#### DATA FOR THIS EXERCISE

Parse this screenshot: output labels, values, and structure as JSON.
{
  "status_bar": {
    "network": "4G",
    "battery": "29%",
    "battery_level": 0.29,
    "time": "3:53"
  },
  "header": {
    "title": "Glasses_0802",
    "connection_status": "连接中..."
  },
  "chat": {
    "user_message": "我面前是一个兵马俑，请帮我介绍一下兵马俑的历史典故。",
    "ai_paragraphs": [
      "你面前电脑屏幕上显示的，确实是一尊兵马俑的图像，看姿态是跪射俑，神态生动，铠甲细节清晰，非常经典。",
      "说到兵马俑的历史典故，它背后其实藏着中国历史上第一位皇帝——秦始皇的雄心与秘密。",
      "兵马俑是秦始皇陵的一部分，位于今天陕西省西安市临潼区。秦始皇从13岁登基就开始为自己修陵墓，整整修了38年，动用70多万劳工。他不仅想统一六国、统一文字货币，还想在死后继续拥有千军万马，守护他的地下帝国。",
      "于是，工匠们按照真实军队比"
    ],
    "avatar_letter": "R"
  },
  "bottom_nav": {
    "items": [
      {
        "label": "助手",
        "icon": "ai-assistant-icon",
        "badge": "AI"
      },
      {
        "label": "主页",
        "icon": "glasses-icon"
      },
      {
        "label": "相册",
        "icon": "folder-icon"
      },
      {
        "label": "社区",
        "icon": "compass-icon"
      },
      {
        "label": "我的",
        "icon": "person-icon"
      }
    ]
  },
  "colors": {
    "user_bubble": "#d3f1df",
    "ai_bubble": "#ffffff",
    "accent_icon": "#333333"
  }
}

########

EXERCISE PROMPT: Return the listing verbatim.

RESPONSE FOR THIS EXERCISE:
Parse this screenshot: output labels, values, and structure as JSON.
{
  "status_bar": {
    "network": "4G",
    "battery": "29%",
    "battery_level": 0.29,
    "time": "3:53"
  },
  "header": {
    "title": "Glasses_0802",
    "connection_status": "连接中..."
  },
  "chat": {
    "user_message": "我面前是一个兵马俑，请帮我介绍一下兵马俑的历史典故。",
    "ai_paragraphs": [
      "你面前电脑屏幕上显示的，确实是一尊兵马俑的图像，看姿态是跪射俑，神态生动，铠甲细节清晰，非常经典。",
      "说到兵马俑的历史典故，它背后其实藏着中国历史上第一位皇帝——秦始皇的雄心与秘密。",
      "兵马俑是秦始皇陵的一部分，位于今天陕西省西安市临潼区。秦始皇从13岁登基就开始为自己修陵墓，整整修了38年，动用70多万劳工。他不仅想统一六国、统一文字货币，还想在死后继续拥有千军万马，守护他的地下帝国。",
      "于是，工匠们按照真实军队比"
    ],
    "avatar_letter": "R"
  },
  "bottom_nav": {
    "items": [
      {
        "label": "助手",
        "icon": "ai-assistant-icon",
        "badge": "AI"
      },
      {
        "label": "主页",
        "icon": "glasses-icon"
      },
      {
        "label": "相册",
        "icon": "folder-icon"
      },
      {
        "label": "社区",
        "icon": "compass-icon"
      },
      {
        "label": "我的",
        "icon": "person-icon"
      }
    ]
  },
  "colors": {
    "user_bubble": "#d3f1df",
    "ai_bubble": "#ffffff",
    "accent_icon": "#333333"
  }
}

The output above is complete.